Dataset rows for apps and sites:
────────
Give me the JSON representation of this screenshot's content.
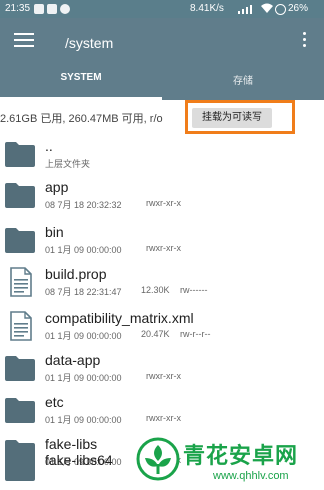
{
  "status_bar": {
    "time": "21:35",
    "net_speed": "8.41K/s",
    "battery": "26%"
  },
  "app_bar": {
    "path": "/system",
    "tabs": [
      {
        "label": "SYSTEM",
        "active": true
      },
      {
        "label": "存储",
        "active": false
      }
    ]
  },
  "info_bar": {
    "storage_text": "2.61GB 已用, 260.47MB 可用, r/o",
    "mount_button": "挂载为可读写"
  },
  "files": [
    {
      "name": "..",
      "sub": "上层文件夹",
      "type": "folder"
    },
    {
      "name": "app",
      "date": "08 7月 18 20:32:32",
      "perm": "rwxr-xr-x",
      "type": "folder"
    },
    {
      "name": "bin",
      "date": "01 1月 09 00:00:00",
      "perm": "rwxr-xr-x",
      "type": "folder"
    },
    {
      "name": "build.prop",
      "date": "08 7月 18 22:31:47",
      "size": "12.30K",
      "perm": "rw------",
      "type": "file"
    },
    {
      "name": "compatibility_matrix.xml",
      "date": "01 1月 09 00:00:00",
      "size": "20.47K",
      "perm": "rw-r--r--",
      "type": "file"
    },
    {
      "name": "data-app",
      "date": "01 1月 09 00:00:00",
      "perm": "rwxr-xr-x",
      "type": "folder"
    },
    {
      "name": "etc",
      "date": "01 1月 09 00:00:00",
      "perm": "rwxr-xr-x",
      "type": "folder"
    },
    {
      "name": "fake-libs",
      "date": "01 1月 09 00:00:00",
      "perm": "rwxr-xr-x",
      "type": "folder"
    },
    {
      "name": "fake-libs64",
      "type": "folder"
    }
  ],
  "watermark": {
    "title": "青花安卓网",
    "url": "www.qhhlv.com"
  },
  "colors": {
    "app_bar": "#607d8b",
    "status_bar": "#5a7e8b",
    "folder": "#546e7a",
    "highlight": "#f07d1a",
    "watermark": "#1aa34a"
  }
}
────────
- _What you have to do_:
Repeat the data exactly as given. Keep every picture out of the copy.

- _Answer to the exercise_:
Give me the JSON representation of this screenshot's content.
{
  "status_bar": {
    "time": "21:35",
    "net_speed": "8.41K/s",
    "battery": "26%"
  },
  "app_bar": {
    "path": "/system",
    "tabs": [
      {
        "label": "SYSTEM",
        "active": true
      },
      {
        "label": "存储",
        "active": false
      }
    ]
  },
  "info_bar": {
    "storage_text": "2.61GB 已用, 260.47MB 可用, r/o",
    "mount_button": "挂载为可读写"
  },
  "files": [
    {
      "name": "..",
      "sub": "上层文件夹",
      "type": "folder"
    },
    {
      "name": "app",
      "date": "08 7月 18 20:32:32",
      "perm": "rwxr-xr-x",
      "type": "folder"
    },
    {
      "name": "bin",
      "date": "01 1月 09 00:00:00",
      "perm": "rwxr-xr-x",
      "type": "folder"
    },
    {
      "name": "build.prop",
      "date": "08 7月 18 22:31:47",
      "size": "12.30K",
      "perm": "rw------",
      "type": "file"
    },
    {
      "name": "compatibility_matrix.xml",
      "date": "01 1月 09 00:00:00",
      "size": "20.47K",
      "perm": "rw-r--r--",
      "type": "file"
    },
    {
      "name": "data-app",
      "date": "01 1月 09 00:00:00",
      "perm": "rwxr-xr-x",
      "type": "folder"
    },
    {
      "name": "etc",
      "date": "01 1月 09 00:00:00",
      "perm": "rwxr-xr-x",
      "type": "folder"
    },
    {
      "name": "fake-libs",
      "date": "01 1月 09 00:00:00",
      "perm": "rwxr-xr-x",
      "type": "folder"
    },
    {
      "name": "fake-libs64",
      "type": "folder"
    }
  ],
  "watermark": {
    "title": "青花安卓网",
    "url": "www.qhhlv.com"
  },
  "colors": {
    "app_bar": "#607d8b",
    "status_bar": "#5a7e8b",
    "folder": "#546e7a",
    "highlight": "#f07d1a",
    "watermark": "#1aa34a"
  }
}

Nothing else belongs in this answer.